Beauty pageant participant, Kelsey Killeen said, “When I started going into pageants, it gave me so much self-confidence.” Pageant moms believe pageants are a good way to teach their daughters skills needed in life. Eight main skills mothers thought or hoped their children would learn from pageants were acquiring confidence, learning to be comfortable onstage and around strangers, gaining poise, determining the best way to present oneself, realizing the need for practice, learning good sportsmanship, becoming more outgoing and learning to listen (“Child Beauty”). Some parents have even said that they have placed their children in pageants because of a birth defect their child had (“Child Beauty”). These parents wanted to support the fact that their children are normal and beautiful no matter if they have birth defects (“Child Beauty”). In numerous pageants it is required that the contestant raise money for a local
Youthful Beauty In the world of spray-tanned nine year olds known as 'Child Beauty Pageants', spending thousands in an effort to win a simple tiara is a common--almost mandatory--act. Although, the tiara is not all that is won in these pageants; a sense of pride and supremacy is also at stake. What is risked when these pageant parents put all their emphasis on the outer beauty of their impressionable daughters? At such a young age, a child's future mentality depends on the morals and priorities they are brought up to have. To prevent the potential superficial women that may come from these pageants, there should be an age limit present in child beauty pageants.
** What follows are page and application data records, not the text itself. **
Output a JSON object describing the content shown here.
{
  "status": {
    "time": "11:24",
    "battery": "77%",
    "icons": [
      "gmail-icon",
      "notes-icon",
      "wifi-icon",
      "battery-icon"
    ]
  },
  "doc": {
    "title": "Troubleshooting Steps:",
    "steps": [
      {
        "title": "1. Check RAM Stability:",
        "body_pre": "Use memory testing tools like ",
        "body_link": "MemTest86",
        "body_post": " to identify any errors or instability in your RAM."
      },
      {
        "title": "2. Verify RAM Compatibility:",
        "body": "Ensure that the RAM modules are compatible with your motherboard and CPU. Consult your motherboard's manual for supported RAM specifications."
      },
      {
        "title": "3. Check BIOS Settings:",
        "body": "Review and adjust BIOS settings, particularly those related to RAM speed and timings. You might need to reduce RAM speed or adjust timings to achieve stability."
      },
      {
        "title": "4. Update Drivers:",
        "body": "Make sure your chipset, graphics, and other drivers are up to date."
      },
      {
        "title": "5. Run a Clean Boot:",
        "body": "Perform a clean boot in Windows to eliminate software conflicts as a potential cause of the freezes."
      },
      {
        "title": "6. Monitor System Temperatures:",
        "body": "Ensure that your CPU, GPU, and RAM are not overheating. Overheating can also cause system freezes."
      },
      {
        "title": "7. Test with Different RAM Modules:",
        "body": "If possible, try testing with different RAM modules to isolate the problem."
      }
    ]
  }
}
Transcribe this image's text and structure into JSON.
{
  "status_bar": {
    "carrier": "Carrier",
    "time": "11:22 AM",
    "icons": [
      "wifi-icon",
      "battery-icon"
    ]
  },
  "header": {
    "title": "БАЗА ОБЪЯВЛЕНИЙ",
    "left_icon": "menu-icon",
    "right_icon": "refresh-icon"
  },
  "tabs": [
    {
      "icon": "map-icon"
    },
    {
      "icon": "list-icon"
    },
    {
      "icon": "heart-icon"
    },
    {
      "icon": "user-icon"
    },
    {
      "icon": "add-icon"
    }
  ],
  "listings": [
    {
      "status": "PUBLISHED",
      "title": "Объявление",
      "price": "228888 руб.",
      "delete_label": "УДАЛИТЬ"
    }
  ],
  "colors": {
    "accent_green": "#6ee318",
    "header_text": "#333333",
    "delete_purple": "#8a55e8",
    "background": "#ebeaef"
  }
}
It is bad that Barbie, a 6 foot tall, 100 pound, size 0, infertile doll is possibly believed to be realistic and perfect (Bennett, Saren). She is one of many reasons young girls eventually develop a low self-esteem and an inaccurate idea of body image. Due to Barbie, young girls have also developed eating disorders, and the lust for unnecessary, unrealistic material objects. Girls should not be pressured about the way they look, act, and dress (Bennett, Saren). By definition, Barbie is a trademark doll representing a slim, shapely young woman, especially one with blond hair, blue eyes, and fair skin (Barbie).